» **Description of the task**:
Return, from the material below, each line in which "Example" occurs.
=== Begin Enclosure ===
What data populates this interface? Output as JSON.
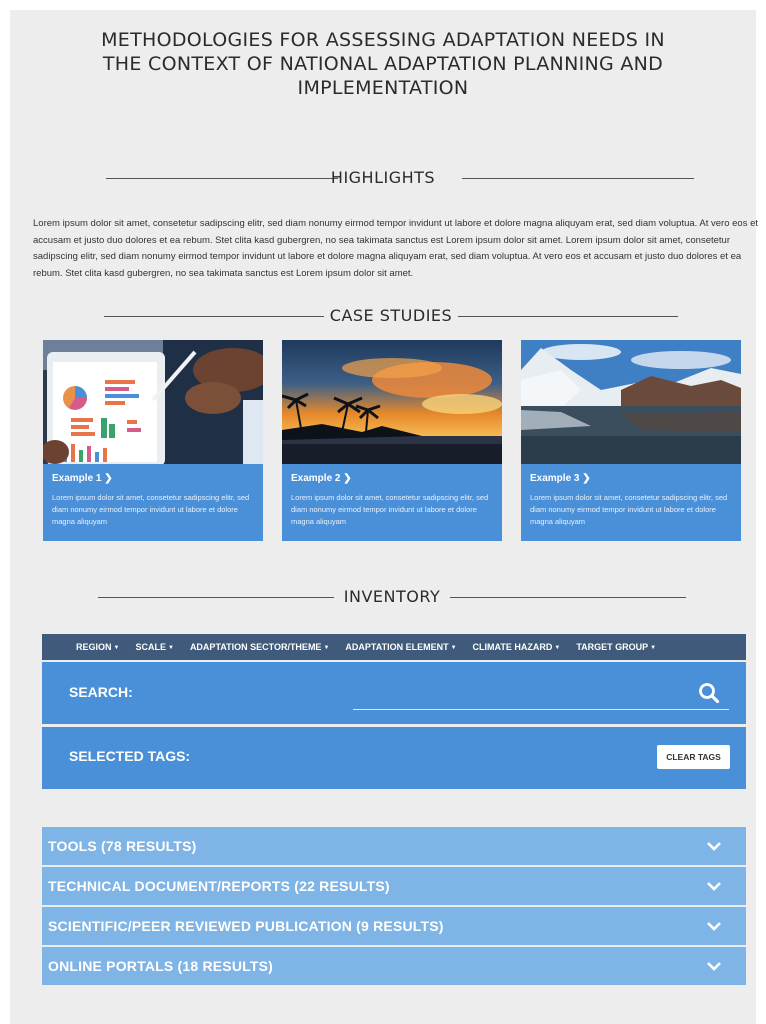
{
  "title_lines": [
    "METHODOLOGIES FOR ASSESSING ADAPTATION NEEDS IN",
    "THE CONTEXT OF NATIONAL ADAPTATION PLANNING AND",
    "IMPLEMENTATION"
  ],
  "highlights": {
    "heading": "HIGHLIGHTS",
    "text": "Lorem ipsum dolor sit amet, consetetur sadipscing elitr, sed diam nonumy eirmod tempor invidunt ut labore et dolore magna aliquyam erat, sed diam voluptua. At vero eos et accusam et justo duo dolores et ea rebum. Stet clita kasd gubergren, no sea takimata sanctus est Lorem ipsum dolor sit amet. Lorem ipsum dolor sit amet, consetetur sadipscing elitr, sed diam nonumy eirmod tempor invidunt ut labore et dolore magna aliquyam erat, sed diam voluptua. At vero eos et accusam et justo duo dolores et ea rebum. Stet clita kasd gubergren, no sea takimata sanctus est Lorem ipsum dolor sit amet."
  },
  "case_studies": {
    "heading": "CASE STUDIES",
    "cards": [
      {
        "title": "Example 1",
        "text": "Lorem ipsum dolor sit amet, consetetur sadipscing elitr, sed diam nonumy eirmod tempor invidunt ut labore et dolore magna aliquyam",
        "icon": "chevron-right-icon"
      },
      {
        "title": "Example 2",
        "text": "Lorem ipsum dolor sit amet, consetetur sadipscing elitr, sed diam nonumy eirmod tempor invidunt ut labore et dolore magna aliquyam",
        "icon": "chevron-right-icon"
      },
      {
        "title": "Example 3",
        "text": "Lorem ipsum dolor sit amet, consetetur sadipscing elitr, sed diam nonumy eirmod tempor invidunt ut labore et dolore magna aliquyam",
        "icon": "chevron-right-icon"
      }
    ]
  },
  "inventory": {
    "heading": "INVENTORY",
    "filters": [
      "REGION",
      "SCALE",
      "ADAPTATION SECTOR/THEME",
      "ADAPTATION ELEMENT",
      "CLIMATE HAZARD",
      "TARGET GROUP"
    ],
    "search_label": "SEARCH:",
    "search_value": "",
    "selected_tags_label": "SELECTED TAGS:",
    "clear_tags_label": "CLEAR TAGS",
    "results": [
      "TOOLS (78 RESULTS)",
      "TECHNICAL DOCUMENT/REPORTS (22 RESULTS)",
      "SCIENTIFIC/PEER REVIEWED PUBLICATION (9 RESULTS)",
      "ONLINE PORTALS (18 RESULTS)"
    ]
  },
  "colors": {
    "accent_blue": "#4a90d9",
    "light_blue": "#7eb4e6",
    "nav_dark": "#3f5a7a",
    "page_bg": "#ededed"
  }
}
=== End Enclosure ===
» **Your response**:
        "title": "Example 1",
        "title": "Example 2",
        "title": "Example 3",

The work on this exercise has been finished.